appropriate salaries.
• The provision of labor welfare facilities to
the extent possible and desirable.
• Arrangements for proper training and
education of the workers.
• Proper recognition, appreciation and
encouragement of special skills and
capabilities of the workers.
Responsibility to
Consumers:
• To improve the efficiency of the functioning of the
business so as to (a) increase productivity and reduce
prices, (b) improve quality, and (c) smoothen the
distribution system to make goods easily available.
• To do research and development, to improve quality and
introduce better and new products at reasonable prices.
• To take appropriate steps to improve the imperfections in
the distribution system, including black-marketing or
profiteering by middlemen or anti-social elements.
Contd…

• To Provide the required after sales services.


• To provide sufficient information about the
products, including their adverse effects, risks,
and care to be taken while using the products.
• To avoid misleading the customers by
improper advertisements or otherwise.
• To provide an opportunity for being heard and
to redress genuine grievances.
• To understand customer needs and to take
necessary measures to satisfy these needs.
Responsibility to
Community:
• Taking appropriate steps to prevent
environmental pollution and to preserve the
ecological balance.
• Rehabilitating the population displaced by the
operation of the business, if any.
• Development of backward areas.
• Promotion of ancillarisation and small-scale
industries.
• Contributing to the national effort to build up a
better society.
Arguments for Social
Responsibility:
• Changed Public Expectations of Business.
• Better Environment for Business.
• Public Image.
• Avoidance of Government Regulations.
• Balance of Responsibility with Power.
• Business has the Resources.
• Prevention is Better than Cure.
• Moral Responsibility.
• Citizenship Arguments.
• Duty of Gratitude.
Arguments against Social
Responsibility
• Profit Maximization.

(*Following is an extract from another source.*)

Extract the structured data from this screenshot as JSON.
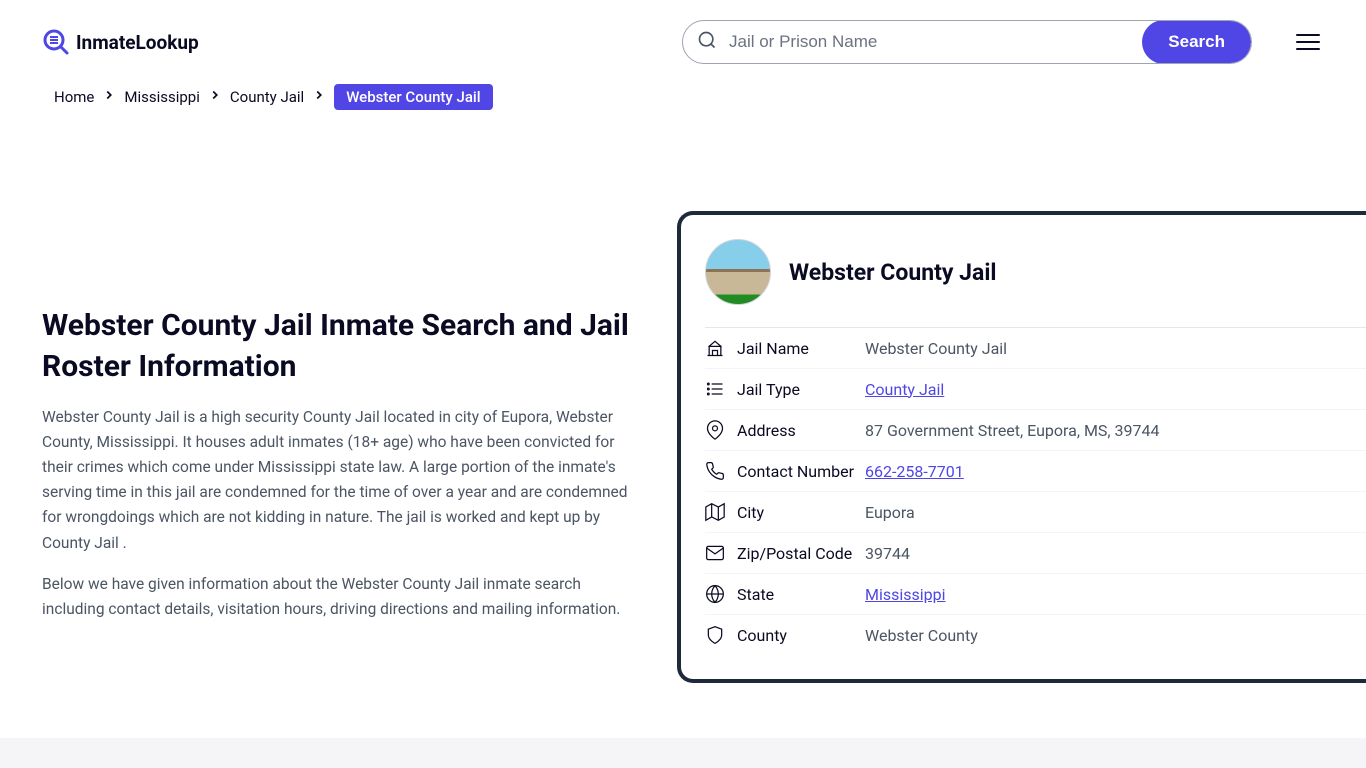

• Society has to pay the Cost.
• Lack of Social Skills.
• Business has enough Power.
• Social overhead Cost.
Economic Problems that makes
India a developing country